The last time when I was freelancing about a year ago, I was in a difficult place in my life. The money I was making in web development was great, but on a personal level, I was working through a lot of issues involving my family, my relationship and–it felt this way at times–my existence. Some days I remember feeling completely incapacitated by crippling anxiety, unable to get out of bed save for going to the bathroom, unable to move except to bang out a few lines of code here and there.
As painful as it was, that time was also a period of enormous growth. I read somewhere about a neuroscientist who wanted to promote a new metaphor for the human brain: our mind is like the Earth and our thoughts are like the weather. Well, it felt like I was terraforming a new planet about a year ago because I was learning for the first time in my life how to love myself.
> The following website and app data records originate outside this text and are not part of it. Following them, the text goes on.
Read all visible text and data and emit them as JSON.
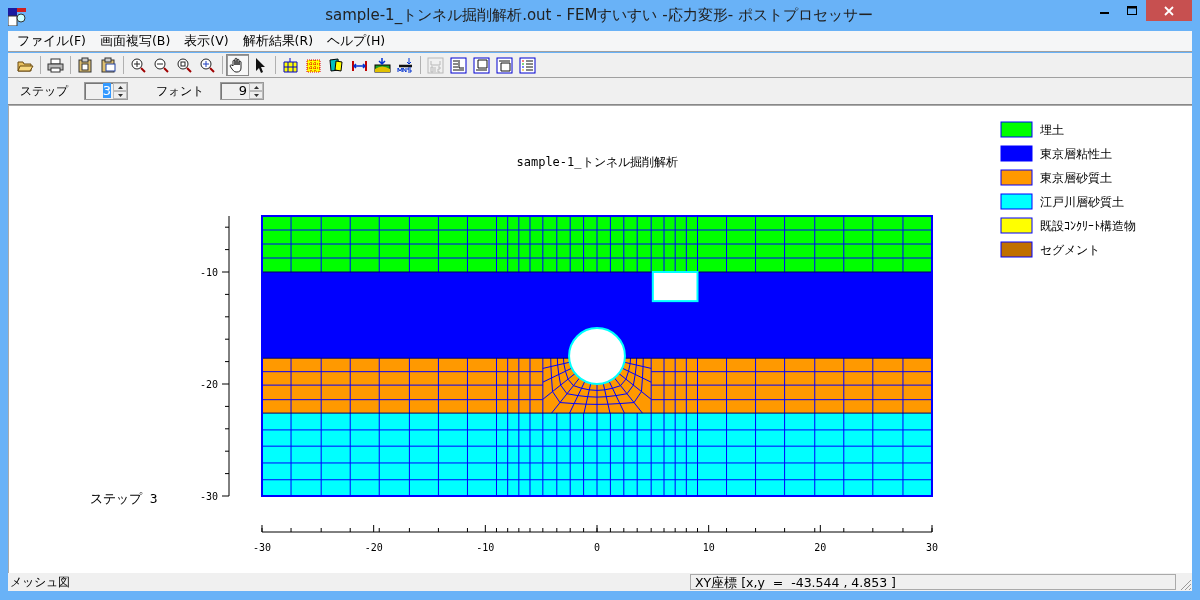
{
  "window": {
    "title": "sample-1_トンネル掘削解析.out - FEMすいすい -応力変形- ポストプロセッサー"
  },
  "menu": [
    {
      "label": "ファイル(F)"
    },
    {
      "label": "画面複写(B)"
    },
    {
      "label": "表示(V)"
    },
    {
      "label": "解析結果(R)"
    },
    {
      "label": "ヘルプ(H)"
    }
  ],
  "toolbar": [
    [
      {
        "kind": "open",
        "selected": false,
        "disabled": false
      }
    ],
    [
      {
        "kind": "print",
        "selected": false,
        "disabled": false
      }
    ],
    [
      {
        "kind": "copy",
        "selected": false,
        "disabled": false
      },
      {
        "kind": "copy-file",
        "selected": false,
        "disabled": false
      }
    ],
    [
      {
        "kind": "zoom-in",
        "selected": false,
        "disabled": false
      },
      {
        "kind": "zoom-out",
        "selected": false,
        "disabled": false
      },
      {
        "kind": "zoom-window",
        "selected": false,
        "disabled": false
      },
      {
        "kind": "zoom-all",
        "selected": false,
        "disabled": false
      }
    ],
    [
      {
        "kind": "pan",
        "selected": true,
        "disabled": false
      },
      {
        "kind": "pointer",
        "selected": false,
        "disabled": false
      }
    ],
    [
      {
        "kind": "mesh",
        "selected": false,
        "disabled": false
      },
      {
        "kind": "nodes",
        "selected": false,
        "disabled": false
      },
      {
        "kind": "material",
        "selected": false,
        "disabled": false
      },
      {
        "kind": "boundary",
        "selected": false,
        "disabled": false
      },
      {
        "kind": "load",
        "selected": false,
        "disabled": false
      },
      {
        "kind": "mns",
        "selected": false,
        "disabled": false
      }
    ],
    [
      {
        "kind": "numbers",
        "selected": false,
        "disabled": true
      },
      {
        "kind": "view-left",
        "selected": false,
        "disabled": false
      },
      {
        "kind": "view-bottom",
        "selected": false,
        "disabled": false
      },
      {
        "kind": "view-top",
        "selected": false,
        "disabled": false
      },
      {
        "kind": "view-list",
        "selected": false,
        "disabled": false
      }
    ]
  ],
  "spinners": [
    {
      "label": "ステップ",
      "value": "3",
      "focused": true
    },
    {
      "label": "フォント",
      "value": "9",
      "focused": false
    }
  ],
  "plot": {
    "title": "sample-1_トンネル掘削解析",
    "step_label": "ステップ 3",
    "x_tick_labels": [
      "-30",
      "-20",
      "-10",
      "0",
      "10",
      "20",
      "30"
    ],
    "y_tick_labels": [
      "-10",
      "-20",
      "-30"
    ]
  },
  "legend": [
    {
      "label": "埋土",
      "color": "#00ff00"
    },
    {
      "label": "東京層粘性土",
      "color": "#0000ff"
    },
    {
      "label": "東京層砂質土",
      "color": "#ff9900"
    },
    {
      "label": "江戸川層砂質土",
      "color": "#00ffff"
    },
    {
      "label": "既設ｺﾝｸﾘｰﾄ構造物",
      "color": "#ffff00"
    },
    {
      "label": "セグメント",
      "color": "#c07000"
    }
  ],
  "status_bar": {
    "left": "メッシュ図",
    "right": "XY座標 [x,y  =  -43.544 , 4.853 ]"
  }
}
That wasn’t something I had ever been taught, neither at home nor at school.
(Looking at my peers, most of whom seem to be in a similar position, I feel like people in their 20’s can be divided into two groups: those who learn self-love and those who don’t.)
This time I’m flying solo again but with an emphasis on game development, a much riskier enterprise than web development and where the returns on investment tend to be more hypothetical than real. It’s also an area of programming that I have no prior experience in, save for a few games I made as a kid in QBASIC on my dad’s old Packard Bell in the 90’s. I’m plagued daily with self-doubt as well as a good dosage of fear and self-judgement.
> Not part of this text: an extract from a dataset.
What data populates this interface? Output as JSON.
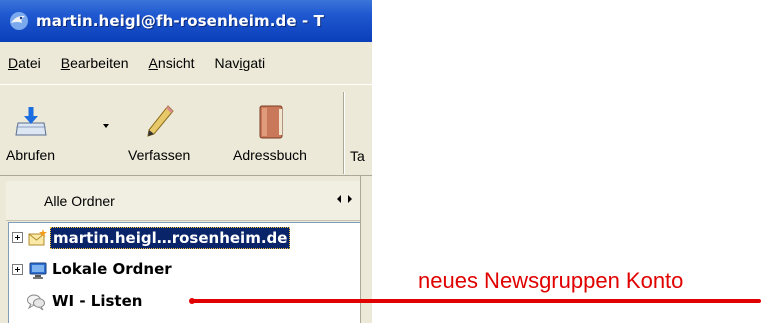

Yet I feel hopeful because I feel equipped with emotional tools that I didn’t have a year ago. I’d say that the biggest three are
- Self-awareness of how I’m feeling
- Knowledge of how to articulate my feelings as needs
- A lack of shame around satisfying those needs and asking others to help
Self-awareness of how one feels is a deep life skill that people don’t seem to take seriously. It starts with accurately knowing whether you’re angry, sad, happy, fearful, horny, or some other basic emotion, which is a serious accomplishment in a world where emotional expression, at least speaking as a man, is modeled as either “good” or “blah.” In my case, it took me years to realize that I had never been given the chance to feel like I could feel and accept my emotions safely without having them talked over, used against me or taken away from me.
Knowing how to articulate one’s feelings as needs means moving from “I feel sad” or “I feel lonely” to “I need to sit quietly for an hour to process” or “I need to find community.” This skill is about understanding that our feelings aren’t ephemera that we should work to ignore, but rather that they are indicators and sign posts pointing to our needs. There’s a radical implication here. Given that our feelings indicate needs and that at any given moment we are feeling something (except when we’re depressed), we’re always in need, even if that need is simply to quietly feel whatever we’re feeling at the moment. I’ve found this idea to be the only reliable bedrock principle in my life. Beyond all the fickle narratives we tell ourselves about our meaning and purpose, one’s emotions are always present without justification or meaning.
It took a lot of effort to accept the idea of myself as a permanently needy creature. Our culture loads so much shame around the idea of being needful or having our needs met. We’re told to base our lives on more abstract notions like honor or duty or sacrifice, and the blueprint is always given to us externally from school, religion or family. We’re urged to follow the Truth, whatever that Truth is, and not to deviate from the Path, whatever that Path is; deviation is Sin. It took a lot of time for me to unwind this kind of thinking and to accept that to take care of my needs is to honor my existence–indeed, it honors the very meaning of (meaningless) life. And it’s OK to ask for other people to help! Actually, that’s how we make friends, by asking others to help us feel loved and admired.
I’d like to write in detail at some point about how these kinds of emotional skills can form the core of an enlightened and sustainable approach to business. I’ll say that having these skills makes me feel equipped to handle the ambiguity, emotional uncertainty and lack of structure that comes with freelancing and solopreneuring. While I may have the skills, however, it feels like I don’t yet know how to apply them in my new context. I don’t know yet how best to satisfy, say, my need for structure or my need to feel connected, both professionally and in terms of friends.